[[ Excerpted records open ]]

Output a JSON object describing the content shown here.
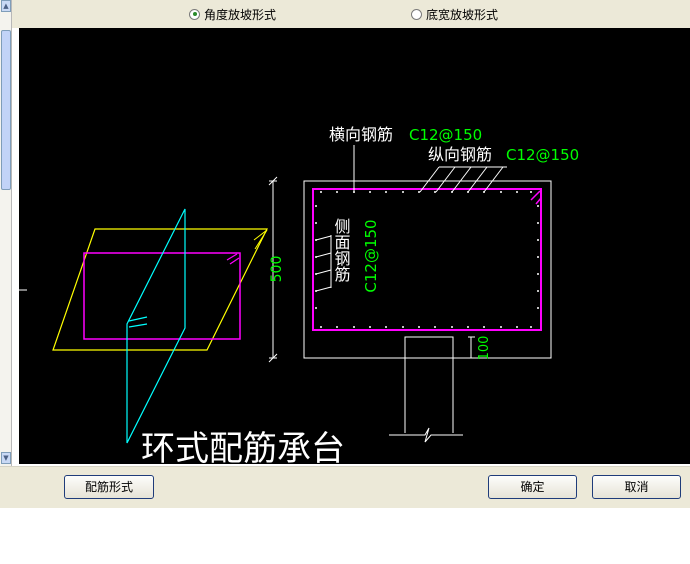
{
  "options": {
    "angle_slope": "角度放坡形式",
    "width_slope": "底宽放坡形式",
    "selected": "angle_slope"
  },
  "drawing": {
    "transverse_label": "横向钢筋",
    "transverse_spec": "C12@150",
    "longitudinal_label": "纵向钢筋",
    "longitudinal_spec": "C12@150",
    "side_label": "侧面钢筋",
    "side_spec": "C12@150",
    "height_dim": "500",
    "bottom_dim": "100",
    "title": "环式配筋承台"
  },
  "buttons": {
    "reinforce_form": "配筋形式",
    "ok": "确定",
    "cancel": "取消"
  },
  "colors": {
    "canvas_bg": "#000000",
    "white_text": "#ffffff",
    "green_text": "#00ff00",
    "magenta": "#ff00ff",
    "yellow": "#ffff00",
    "cyan": "#00ffff"
  }
}
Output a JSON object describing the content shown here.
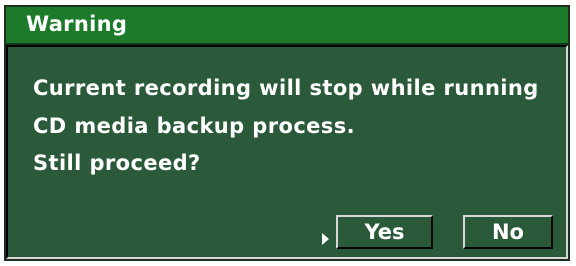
{
  "dialog": {
    "title": "Warning",
    "message": {
      "line1": "Current recording will stop while running",
      "line2": "CD media backup process.",
      "line3": "Still proceed?"
    },
    "buttons": {
      "yes_label": "Yes",
      "no_label": "No"
    },
    "focus_indicator_icon": "triangle-right-icon",
    "colors": {
      "title_bar": "#1d7a2a",
      "body": "#2b5a3a",
      "text": "#ffffff"
    }
  }
}
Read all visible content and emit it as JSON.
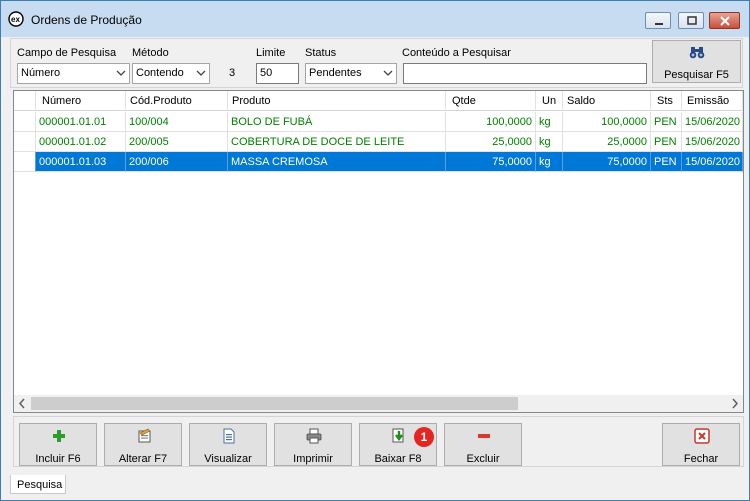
{
  "window": {
    "title": "Ordens de Produção"
  },
  "search": {
    "field_label": "Campo de Pesquisa",
    "field_value": "Número",
    "method_label": "Método",
    "method_value": "Contendo",
    "method_count": "3",
    "limit_label": "Limite",
    "limit_value": "50",
    "status_label": "Status",
    "status_value": "Pendentes",
    "content_label": "Conteúdo a Pesquisar",
    "content_value": "",
    "search_button": "Pesquisar F5"
  },
  "grid": {
    "columns": [
      "Número",
      "Cód.Produto",
      "Produto",
      "Qtde",
      "Un",
      "Saldo",
      "Sts",
      "Emissão"
    ],
    "rows": [
      [
        "000001.01.01",
        "100/004",
        "BOLO DE FUBÁ",
        "100,0000",
        "kg",
        "100,0000",
        "PEN",
        "15/06/2020"
      ],
      [
        "000001.01.02",
        "200/005",
        "COBERTURA DE DOCE DE LEITE",
        "25,0000",
        "kg",
        "25,0000",
        "PEN",
        "15/06/2020"
      ],
      [
        "000001.01.03",
        "200/006",
        "MASSA CREMOSA",
        "75,0000",
        "kg",
        "75,0000",
        "PEN",
        "15/06/2020"
      ]
    ],
    "selected_row": 2
  },
  "toolbar": {
    "include": "Incluir F6",
    "alter": "Alterar F7",
    "view": "Visualizar",
    "print": "Imprimir",
    "lower": "Baixar F8",
    "delete": "Excluir",
    "close": "Fechar",
    "badge": "1"
  },
  "tabs": {
    "search_tab": "Pesquisa"
  },
  "colors": {
    "row_text": "#008000",
    "selection": "#0078d7",
    "badge": "#e42521"
  }
}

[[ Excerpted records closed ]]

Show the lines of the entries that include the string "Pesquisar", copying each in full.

:: Exercise answer ::
    "content_label": "Conteúdo a Pesquisar",
    "search_button": "Pesquisar F5"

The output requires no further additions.